This post is a little case study. It gives you just a little flavor of what you need to make a stock photo shoot a success.
First you need a good photographer. Rich Legg is a very good photographer in Salt Lake City, UT. He makes a living shooting stock. In March of 2010, Rich marked a milestone in licensing his 100,000th image on iStockphoto. He is ranked in the top 100 worldwide of the thousands of contributing photographers with the agency. If you want to do the same, you’d move your career ahead by a mile simply by looking at the images found at his blog, Leggnet.com.
Next, you need a whole lot of friends. And Rich is fortunate enough to have many. The Salt Lake City, UT photographic community is one of the warmest, friendliest and most enthusiastic groups I’ve ever seen. I’ve spoken to camera clubs, PPA chapters, SMUGS, PUGS, you name it – all over the world. I don’t think I’ve ever seen a more engaged, friendly, passionate group than the one I met at Pictureline when I spoke there. This group of talented folks offers a tremendous talent pool to draw from. (I’ve written about the Salt Lake photo community before here on Photofocus.)
When Rich needs models, props, locations, technicians, second shooters or whatever, he’s got them. He’s got a tremendous camera store to support him in Pictureline. He’s got a great friend in Nicole Young (an occasional contributor here at Photofocus.) All of these things matter. While much is made of photography being a solitary pursuit, that’s not true for most stock shooters.
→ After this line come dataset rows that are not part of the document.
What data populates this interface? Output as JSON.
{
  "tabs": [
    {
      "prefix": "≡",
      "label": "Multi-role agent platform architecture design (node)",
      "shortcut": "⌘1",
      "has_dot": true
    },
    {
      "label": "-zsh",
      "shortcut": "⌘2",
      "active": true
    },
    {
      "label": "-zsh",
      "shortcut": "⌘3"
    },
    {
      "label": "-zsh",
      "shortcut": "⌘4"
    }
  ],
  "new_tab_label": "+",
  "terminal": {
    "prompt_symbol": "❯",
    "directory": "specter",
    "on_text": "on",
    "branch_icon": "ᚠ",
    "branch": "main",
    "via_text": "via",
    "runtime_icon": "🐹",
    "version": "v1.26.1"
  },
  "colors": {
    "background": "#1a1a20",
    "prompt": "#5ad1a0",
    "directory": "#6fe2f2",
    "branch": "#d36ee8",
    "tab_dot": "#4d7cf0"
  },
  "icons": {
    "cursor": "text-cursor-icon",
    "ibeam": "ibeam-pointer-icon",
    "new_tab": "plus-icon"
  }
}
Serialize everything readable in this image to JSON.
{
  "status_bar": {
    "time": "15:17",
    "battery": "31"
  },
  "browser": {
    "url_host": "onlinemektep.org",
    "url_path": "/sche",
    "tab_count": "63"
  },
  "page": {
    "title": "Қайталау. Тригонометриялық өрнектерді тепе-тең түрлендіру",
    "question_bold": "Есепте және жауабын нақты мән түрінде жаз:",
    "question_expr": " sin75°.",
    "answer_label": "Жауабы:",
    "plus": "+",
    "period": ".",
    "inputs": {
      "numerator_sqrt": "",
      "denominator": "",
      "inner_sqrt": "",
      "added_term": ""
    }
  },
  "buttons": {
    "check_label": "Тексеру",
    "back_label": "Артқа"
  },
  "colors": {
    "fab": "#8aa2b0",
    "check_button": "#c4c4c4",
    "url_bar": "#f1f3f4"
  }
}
The last thing I’ll mention on this list (and certainly not the last thing you’ll need to master) is leadership skills. Watch this amazing video and you’ll see that Rich is a natural born leader. He’s someone people are eager to follow. He’s a great guy with a big vision and he’s able to sell that vision to others in a way that causes them to buy into his big idea. This yields a very successful formula. Rich’s pictures prove it.
Shooting stock is very different today than it was 15 years ago. Regardless of what anyone thinks about microstock, it’s here to stay. Photographers like Rich have learned to make it work for them. Stock photography will continue to morph and change over the next decade, with or without iStockPhoto. But no matter how much the industry changes, the traits I’ve outlined here will be important.
Latest posts by Scott Bourne (see all)
- Update On The Olympus OM-D E-M1 MK II Micro Four Thirds Camera - January 21, 2017
- Fuji Announces Medium Format Mirrorless Camera - January 19, 2017
- Is The Hometown Camera Store Dead? - January 15, 2017